As an example, 2 weeks ago I bought an apartment at the Continuum in Miami. I bought it at a historically low price. And currently I have my eyes on a San Francisco apartment. Also in a prime building. Why am I adding to my US portfolio of properties? Because real estate is a long term play and I see US real estate at a historical low now both in terms of a low dollar and low values in key markets. So after staying on the sidelines for a decade I am now buying for the following reasons:

My brief view of the contemporary financial world is that George W. Bush and his team did horrendous damage to the US economy, but fortunately neither he nor his mismanagement style are coming back. During his tenure, I avoided the US dollar and anything US related. When we raised US dollars at Fon for example, we immediately, and smartly changed them into euros. But for the next decade I have a different view. I see a Europe unable to make the changes it needs to adapt to a globalized economy and I see America avoiding the mistakes of the past and adapting well. I see Bush as a one of a kind idiot. The fact that Americans chose Obama shows that there is hope in a more educated generation of American voters coming up more focused on substance than myth. That even if Republicans win again during the next 11 years, they will win with somebody more like Bush senior than Bush junior. I think that future US leaders will have common sense and will not dilapidate the country´s economy by fighting useless wars and probably at least partly address the other two huge “leaks” of the American economy: the cost of health care and the costs of administering “justice”. Concretely, and in favor of buying real estate, I think that Obama´s team will reactivate the US economy but will be left with some inflation that will likely do two things: help real estate, and help the US dollar as interest rates rise to stop it. Both are pluses for US real estate.

Bottom line of all this is that I am now converting euros into dollars to buy more US real estate for the first time in close to a decade. I also was lucky enough to change euros into pounds at 1.05 at the beginning of ’09 in anticipation of buying a home in London as well. London is and will be the global financial capital of the world, and right now, with the pound depressed and the markets down, it is a good time to buy there as well. So far I put in bids for different homes in London but they sold for more to others. Will keep trying.

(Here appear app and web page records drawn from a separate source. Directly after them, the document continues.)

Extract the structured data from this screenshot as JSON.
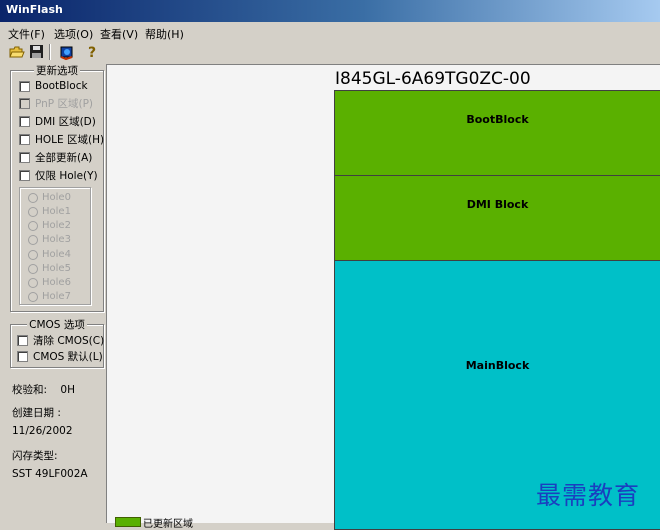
{
  "window": {
    "title": "WinFlash"
  },
  "menu": [
    "文件(F)",
    "选项(O)",
    "查看(V)",
    "帮助(H)"
  ],
  "toolbar": {
    "icons": [
      "open-folder-icon",
      "save-disk-icon",
      "flash-chip-icon",
      "help-question-icon"
    ]
  },
  "update_options": {
    "title": "更新选项",
    "items": [
      {
        "label": "BootBlock",
        "enabled": true
      },
      {
        "label": "PnP 区域(P)",
        "enabled": false
      },
      {
        "label": "DMI 区域(D)",
        "enabled": true
      },
      {
        "label": "HOLE 区域(H)",
        "enabled": true
      },
      {
        "label": "全部更新(A)",
        "enabled": true
      },
      {
        "label": "仅限 Hole(Y)",
        "enabled": true
      }
    ],
    "holes": [
      "Hole0",
      "Hole1",
      "Hole2",
      "Hole3",
      "Hole4",
      "Hole5",
      "Hole6",
      "Hole7"
    ]
  },
  "cmos_options": {
    "title": "CMOS 选项",
    "items": [
      "清除 CMOS(C)",
      "CMOS 默认(L)"
    ]
  },
  "info": {
    "checksum_label": "校验和:",
    "checksum_value": "0H",
    "build_date_label": "创建日期 :",
    "build_date_value": "11/26/2002",
    "flash_type_label": "闪存类型:",
    "flash_type_value": "SST 49LF002A"
  },
  "flash_map": {
    "chip_id": "I845GL-6A69TG0ZC-00",
    "blocks": [
      {
        "label": "BootBlock",
        "color": "#5ab000"
      },
      {
        "label": "DMI Block",
        "color": "#5ab000"
      },
      {
        "label": "MainBlock",
        "color": "#00c0c8"
      }
    ],
    "legend_label": "已更新区域"
  },
  "watermark": "最需教育"
}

I end with an anecdote. An hour ago this auction ended in Hawaii. I participated in it and I was surprised to see that the home sold for over $5 million. Especially considering how high the real estate taxes, maintenance and membership fees are in Hualalai. A person who buys a home in Hualalai has to spend around $250K in the membership, and an extra $150K per year in taxes and various fees. Plus of course getting to Hawaii. I confess that I was not prepared to pay more than half of what the home sold for. Now you could say, why would people pay so much for real estate that if lucky they will use for a month a year? The answer is that there is something to real estate prices that is akin to brand value. Real estate, surprisingly enough, elicits feelings. And the property I own is in those places, places that turn people on for some reason. Places that other than serving as useful homes make people feel better, like brands, for better or worse, do.

So while I will continue focusing on building companies around my ideas in Tech, I will also continue looking for the new or rising real estate brands. Currently I see them in South Beach, downtown San Francisco, the West End of London and Tokyo.

Follow Martin Varsavsky on Twitter: twitter.com/martinvars

No Comments

Marc on August 11, 2009  · 

Colu on August 11, 2009  · 

Martin Varsavsky on August 11, 2009  · 

dario mirski on August 11, 2009  · 

Wilson on August 12, 2009  · 

Anthony on August 12, 2009  · 

Martin Varsavsky on August 12, 2009  · 

Raul Moreno on August 12, 2009  · 

Martin Varsavsky on August 12, 2009  · 

Julian Martinez on August 12, 2009  · 

Alex on August 13, 2009  · 

Jan on August 13, 2009  · 

rdm on August 14, 2009  · 

Martin Varsavsky on August 14, 2009  · 

Bruno on August 14, 2009  · 

Haim Ac. on August 25, 2009  · 

Leave a Comment

Español / English


Subscribe to e-mail bulletin:
Recent Tweets